Through all the sweat equity we invested, we are really enjoying the pleasing new visual look of the landscaping and very much anticipate watching the plants grow and bloom. We realize though that the project really hasn’t ended, but in fact has just begun. All the plants are going to need care: watering, pruning, pest control, disease control and so on — not to mention, despite our best efforts, that sadly, we may lose a few plants along the way.
As with our landscaping, in life there are times we see the need for change. In fact, change is an unavoidable part of life. Sometimes change comes unexpectedly, but at other times we can see the need for change as was the case with our landscaping project. Things won’t change unless we dig in and get dirty with the investment of some “sweat equity.”
Here in our country we do not have to look far to see that more than a few things need to change. The division we are experiencing on so many levels is one of the most disheartening things I have witnessed and experienced in my lifetime. Like those overgrown evergreens around our house, evil is trying to choke out the good through violence, name-calling, finger-pointing and drama not worthy of the stage.
We can all see that things need to change. Perhaps a good start would be to ask for the guidance of the Holy Spirit, both as individuals and as a Christian community. Whatever answer we are given, one thing we can be certain of is that we are going to have to invest some “sweat equity” and start chipping away little by little until we get to the root of the problem. Like our new plants that needed to be strategically placed for sun and spacing, we must find the right times and places to say and do whatever God calls us to say and do to eradicate the violence, name-calling, finger-pointing and drama. Also, like the plants we are trying to save, we will have to do our best to seek out what is good and nourish that so it may continue to grow and flourish. The “sweat equity” we invest to heal the division in our country will be an ongoing project. We cannot let our guard down.

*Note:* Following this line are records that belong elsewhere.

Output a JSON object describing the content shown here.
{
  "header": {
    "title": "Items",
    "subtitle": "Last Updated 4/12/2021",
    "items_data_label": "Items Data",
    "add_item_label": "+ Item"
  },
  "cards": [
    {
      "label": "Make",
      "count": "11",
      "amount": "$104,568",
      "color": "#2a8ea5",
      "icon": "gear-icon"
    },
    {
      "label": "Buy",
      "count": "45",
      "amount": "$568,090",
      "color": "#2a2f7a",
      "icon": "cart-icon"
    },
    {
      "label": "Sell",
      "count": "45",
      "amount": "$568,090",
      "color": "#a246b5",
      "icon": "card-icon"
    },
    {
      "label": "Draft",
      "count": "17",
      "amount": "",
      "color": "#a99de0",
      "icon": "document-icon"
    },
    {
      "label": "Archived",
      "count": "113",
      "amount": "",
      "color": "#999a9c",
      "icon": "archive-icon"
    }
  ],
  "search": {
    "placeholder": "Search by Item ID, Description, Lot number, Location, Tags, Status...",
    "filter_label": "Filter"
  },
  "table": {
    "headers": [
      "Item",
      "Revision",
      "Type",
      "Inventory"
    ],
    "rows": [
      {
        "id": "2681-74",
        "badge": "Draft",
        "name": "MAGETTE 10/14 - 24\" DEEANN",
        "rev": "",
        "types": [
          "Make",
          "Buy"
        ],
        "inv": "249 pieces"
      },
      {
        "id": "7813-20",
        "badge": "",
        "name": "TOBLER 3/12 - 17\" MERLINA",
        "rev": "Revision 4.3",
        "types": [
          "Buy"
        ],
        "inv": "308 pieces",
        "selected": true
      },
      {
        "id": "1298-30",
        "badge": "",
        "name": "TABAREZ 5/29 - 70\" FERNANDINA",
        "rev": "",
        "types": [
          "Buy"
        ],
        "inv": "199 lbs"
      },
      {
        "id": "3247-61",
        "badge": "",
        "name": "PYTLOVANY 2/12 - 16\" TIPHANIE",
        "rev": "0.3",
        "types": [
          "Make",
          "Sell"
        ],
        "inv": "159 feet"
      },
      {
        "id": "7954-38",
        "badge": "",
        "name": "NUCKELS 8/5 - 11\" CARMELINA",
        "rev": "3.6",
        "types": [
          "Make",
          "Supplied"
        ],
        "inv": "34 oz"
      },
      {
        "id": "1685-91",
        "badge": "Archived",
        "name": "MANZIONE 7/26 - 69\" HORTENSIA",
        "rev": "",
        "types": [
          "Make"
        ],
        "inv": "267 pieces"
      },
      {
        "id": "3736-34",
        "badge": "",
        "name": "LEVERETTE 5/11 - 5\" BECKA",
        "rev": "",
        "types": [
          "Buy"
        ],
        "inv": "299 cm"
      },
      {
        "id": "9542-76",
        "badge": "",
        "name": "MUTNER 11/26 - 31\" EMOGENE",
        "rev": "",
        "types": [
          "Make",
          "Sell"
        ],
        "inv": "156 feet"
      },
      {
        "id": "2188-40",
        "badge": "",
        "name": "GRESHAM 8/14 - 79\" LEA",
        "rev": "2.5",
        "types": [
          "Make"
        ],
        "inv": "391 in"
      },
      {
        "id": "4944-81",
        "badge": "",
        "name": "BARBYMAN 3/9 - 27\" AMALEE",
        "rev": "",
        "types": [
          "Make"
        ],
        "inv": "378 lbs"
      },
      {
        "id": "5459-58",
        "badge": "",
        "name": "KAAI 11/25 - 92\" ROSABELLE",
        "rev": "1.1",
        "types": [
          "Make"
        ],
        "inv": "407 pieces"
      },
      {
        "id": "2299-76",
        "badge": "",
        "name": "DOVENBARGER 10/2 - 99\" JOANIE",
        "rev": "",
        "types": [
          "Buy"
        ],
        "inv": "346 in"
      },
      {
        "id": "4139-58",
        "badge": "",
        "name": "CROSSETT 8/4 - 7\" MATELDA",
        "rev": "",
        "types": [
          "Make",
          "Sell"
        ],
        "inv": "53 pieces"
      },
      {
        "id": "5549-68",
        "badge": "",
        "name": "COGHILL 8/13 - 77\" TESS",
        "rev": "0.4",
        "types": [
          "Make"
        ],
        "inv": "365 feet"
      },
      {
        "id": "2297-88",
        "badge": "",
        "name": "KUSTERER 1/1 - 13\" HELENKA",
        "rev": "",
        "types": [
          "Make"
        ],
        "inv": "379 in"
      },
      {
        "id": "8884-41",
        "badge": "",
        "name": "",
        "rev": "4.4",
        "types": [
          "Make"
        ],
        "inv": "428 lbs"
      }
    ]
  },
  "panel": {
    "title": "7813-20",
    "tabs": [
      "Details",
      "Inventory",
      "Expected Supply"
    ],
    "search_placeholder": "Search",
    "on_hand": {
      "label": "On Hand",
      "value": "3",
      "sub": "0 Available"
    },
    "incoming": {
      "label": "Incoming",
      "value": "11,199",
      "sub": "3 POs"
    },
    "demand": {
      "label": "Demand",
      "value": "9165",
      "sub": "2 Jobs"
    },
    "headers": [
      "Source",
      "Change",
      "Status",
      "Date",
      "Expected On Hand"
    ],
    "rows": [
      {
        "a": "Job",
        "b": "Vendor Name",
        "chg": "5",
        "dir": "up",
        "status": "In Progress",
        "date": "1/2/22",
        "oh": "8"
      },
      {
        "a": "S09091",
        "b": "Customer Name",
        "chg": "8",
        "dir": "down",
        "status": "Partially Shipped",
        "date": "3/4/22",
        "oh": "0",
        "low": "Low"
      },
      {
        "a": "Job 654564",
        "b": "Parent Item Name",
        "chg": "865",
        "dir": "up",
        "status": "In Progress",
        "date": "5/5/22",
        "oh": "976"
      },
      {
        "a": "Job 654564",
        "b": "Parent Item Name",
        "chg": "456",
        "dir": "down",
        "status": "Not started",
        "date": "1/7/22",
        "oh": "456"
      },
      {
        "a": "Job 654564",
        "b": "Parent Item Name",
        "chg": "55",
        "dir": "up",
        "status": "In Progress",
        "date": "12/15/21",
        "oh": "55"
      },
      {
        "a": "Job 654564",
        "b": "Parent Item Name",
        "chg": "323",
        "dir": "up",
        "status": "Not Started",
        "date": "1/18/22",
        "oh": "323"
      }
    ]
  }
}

Let’s all do some serious soul-searching as we call upon the Holy Spirit to guide us in our efforts to, at the very least, begin to help our country heal from the divisions that are tearing us apart. We can all do something. Whether called to pray, to speak or to act, we must listen closely as we seek God’s guidance and be willing to invest our “sweat equity” in whatever the Holy Spirit may ask of us … remembering all the while that our “project” has not ended, but only just begun.
Brenda Hopf is a member of Divine Mercy Parish in Dubois County and also contributes to the “Sharing the Load” column in The Message.